If you could have Congress solve one problem affecting New Mexico, what would it be? We cannot let New Mexico become a haven for crime and illegal activity because we have failed in our most basic duty of protecting our border and keeping our citizens safe. We are working very hard in New Mexico to secure our border, but we can’t do it alone. Border security requires the correct approach at both the state level and the federal level.

What else should the Republican Party be doing to win minority support? As governor, my first concern is creating a better New Mexico for all of our citizens. The way Republicans win support among minorities is to lose the rhetoric and labels and talk honestly about the issues that minorities care about. Issues like responsibly balancing the budget, eliminating wasteful spending, ending corruption, improving education for our children and rebuilding our economy around a vibrant small business community will help create a better life for all New Mexicans and that will earn their support.

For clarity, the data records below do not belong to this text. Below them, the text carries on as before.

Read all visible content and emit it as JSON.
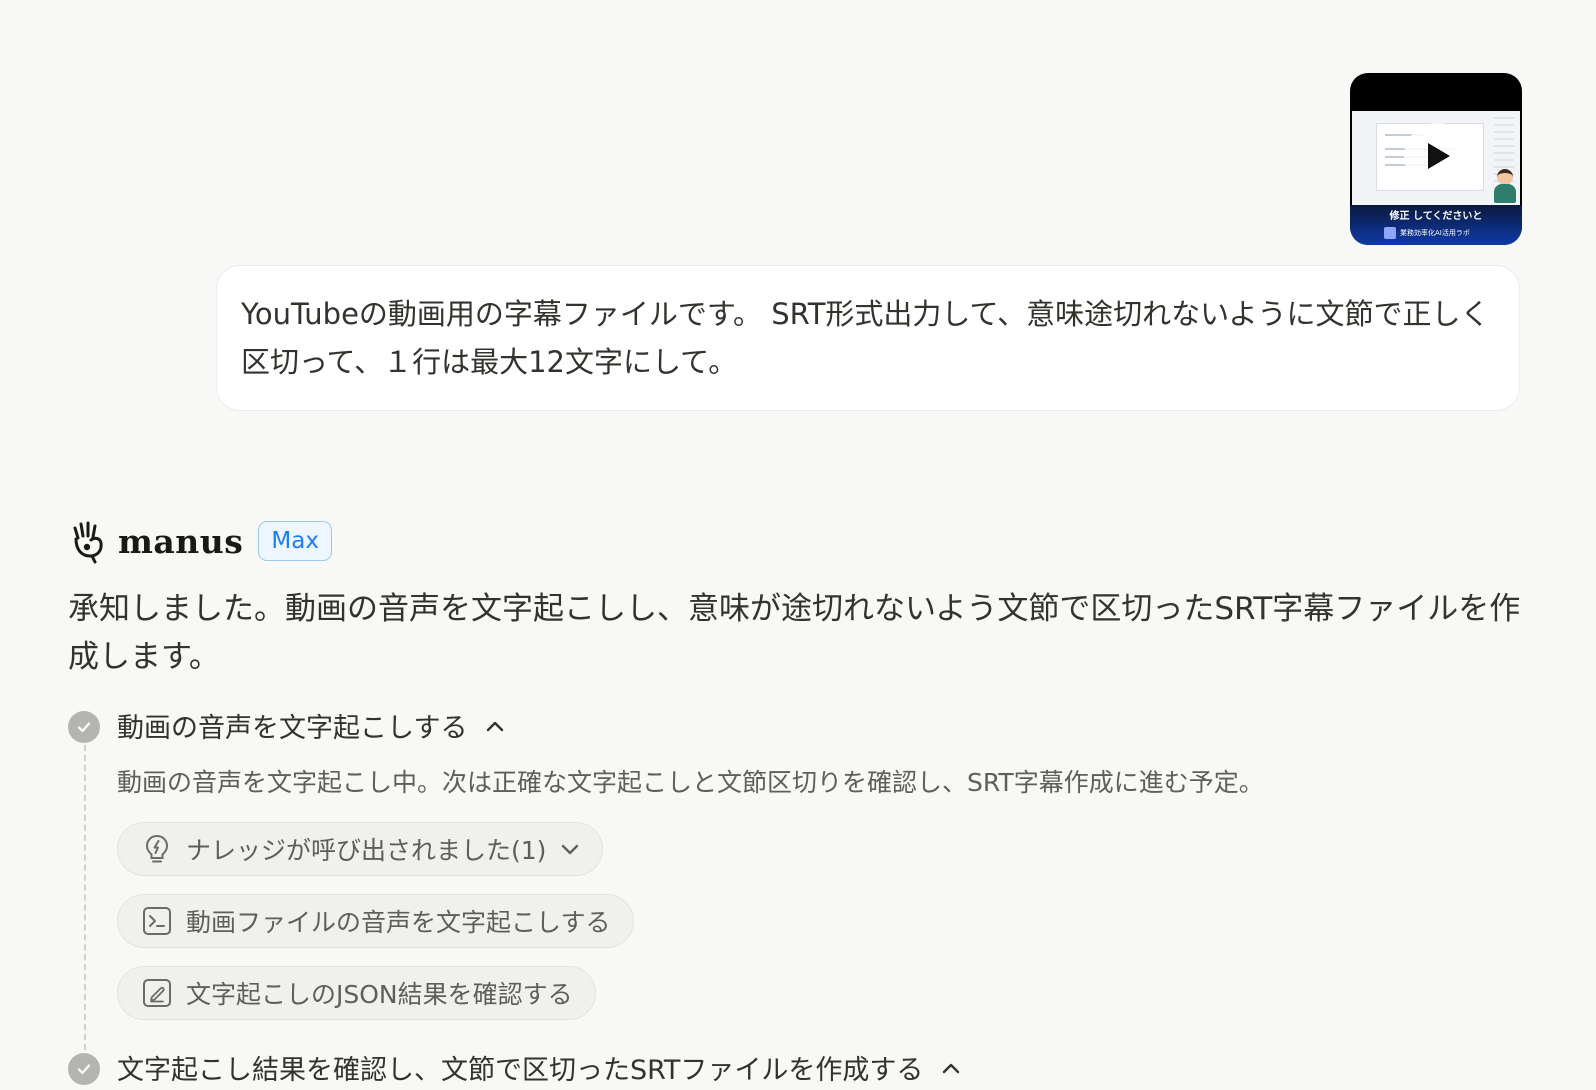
{
  "thumbnail": {
    "caption": "修正 してくださいと",
    "channel": "業務効率化AI活用ラボ"
  },
  "user_message": {
    "text": "YouTubeの動画用の字幕ファイルです。 SRT形式出力して、意味途切れないように文節で正しく区切って、１行は最大12文字にして。"
  },
  "assistant": {
    "brand": "manus",
    "badge": "Max",
    "message": "承知しました。動画の音声を文字起こしし、意味が途切れないよう文節で区切ったSRT字幕ファイルを作成します。"
  },
  "steps": [
    {
      "title": "動画の音声を文字起こしする",
      "description": "動画の音声を文字起こし中。次は正確な文字起こしと文節区切りを確認し、SRT字幕作成に進む予定。",
      "actions": [
        {
          "label": "ナレッジが呼び出されました(1)",
          "icon": "lightbulb-icon"
        },
        {
          "label": "動画ファイルの音声を文字起こしする",
          "icon": "terminal-icon"
        },
        {
          "label": "文字起こしのJSON結果を確認する",
          "icon": "edit-icon"
        }
      ]
    },
    {
      "title": "文字起こし結果を確認し、文節で区切ったSRTファイルを作成する"
    }
  ],
  "colors": {
    "background": "#f8f8f7",
    "badge_text": "#1a7ff0",
    "badge_border": "#9cc8f6",
    "check_circle": "#b4b4b1"
  }
}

What one lesson for success do you always try to pass along to kids? I truly believe that by working hard and setting your goals high, there is no limit to what you can achieve. I grew up in a very modest home and both of my parents worked very hard to provide for our family. They never accepted our financial situation or working-class background as an excuse for anything. I had teachers who taught me to always set the bar high and that attitude helped me succeed. I believe every child can succeed, and that’s why we must end the culture of low expectations.